Web page and app entries:
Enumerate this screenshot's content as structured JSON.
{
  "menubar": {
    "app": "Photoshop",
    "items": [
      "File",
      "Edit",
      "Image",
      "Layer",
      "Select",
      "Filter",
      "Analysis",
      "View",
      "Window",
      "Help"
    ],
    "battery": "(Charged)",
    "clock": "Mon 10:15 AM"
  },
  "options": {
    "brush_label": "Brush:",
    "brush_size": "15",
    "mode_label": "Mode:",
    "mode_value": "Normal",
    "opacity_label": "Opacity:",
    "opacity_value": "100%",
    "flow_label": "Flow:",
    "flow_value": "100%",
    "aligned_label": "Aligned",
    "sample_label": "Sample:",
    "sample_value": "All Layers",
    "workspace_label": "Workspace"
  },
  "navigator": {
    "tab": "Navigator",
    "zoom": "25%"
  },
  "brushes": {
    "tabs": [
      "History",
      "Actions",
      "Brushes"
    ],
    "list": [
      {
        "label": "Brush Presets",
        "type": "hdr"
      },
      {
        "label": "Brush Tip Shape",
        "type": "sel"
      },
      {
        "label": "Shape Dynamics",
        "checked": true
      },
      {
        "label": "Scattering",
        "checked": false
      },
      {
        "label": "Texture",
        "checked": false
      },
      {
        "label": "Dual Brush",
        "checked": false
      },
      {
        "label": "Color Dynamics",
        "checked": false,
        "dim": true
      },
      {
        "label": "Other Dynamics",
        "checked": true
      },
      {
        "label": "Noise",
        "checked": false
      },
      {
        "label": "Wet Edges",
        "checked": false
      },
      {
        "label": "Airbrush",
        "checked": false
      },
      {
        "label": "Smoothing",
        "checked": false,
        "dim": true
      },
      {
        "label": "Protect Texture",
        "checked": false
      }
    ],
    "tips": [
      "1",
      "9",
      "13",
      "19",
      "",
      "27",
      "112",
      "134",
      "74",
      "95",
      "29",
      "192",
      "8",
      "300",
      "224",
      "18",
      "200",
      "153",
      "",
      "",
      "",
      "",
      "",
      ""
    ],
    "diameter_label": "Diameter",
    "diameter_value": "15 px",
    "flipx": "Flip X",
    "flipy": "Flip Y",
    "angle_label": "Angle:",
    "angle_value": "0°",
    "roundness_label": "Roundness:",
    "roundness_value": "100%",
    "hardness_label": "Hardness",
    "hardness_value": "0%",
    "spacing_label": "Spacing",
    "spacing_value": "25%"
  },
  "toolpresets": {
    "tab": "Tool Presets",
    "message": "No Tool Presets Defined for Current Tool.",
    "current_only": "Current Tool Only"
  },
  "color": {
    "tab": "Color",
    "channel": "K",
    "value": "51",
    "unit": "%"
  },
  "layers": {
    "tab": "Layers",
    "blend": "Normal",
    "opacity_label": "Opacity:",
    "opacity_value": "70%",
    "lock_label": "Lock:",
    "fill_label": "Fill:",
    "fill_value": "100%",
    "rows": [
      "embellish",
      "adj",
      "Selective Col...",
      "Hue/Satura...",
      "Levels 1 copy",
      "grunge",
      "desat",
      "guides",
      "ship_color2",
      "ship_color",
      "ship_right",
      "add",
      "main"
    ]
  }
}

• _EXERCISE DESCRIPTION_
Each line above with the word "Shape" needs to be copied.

• _ANSWER FOR THIS EXERCISE_
        "label": "Brush Tip Shape",
        "label": "Shape Dynamics",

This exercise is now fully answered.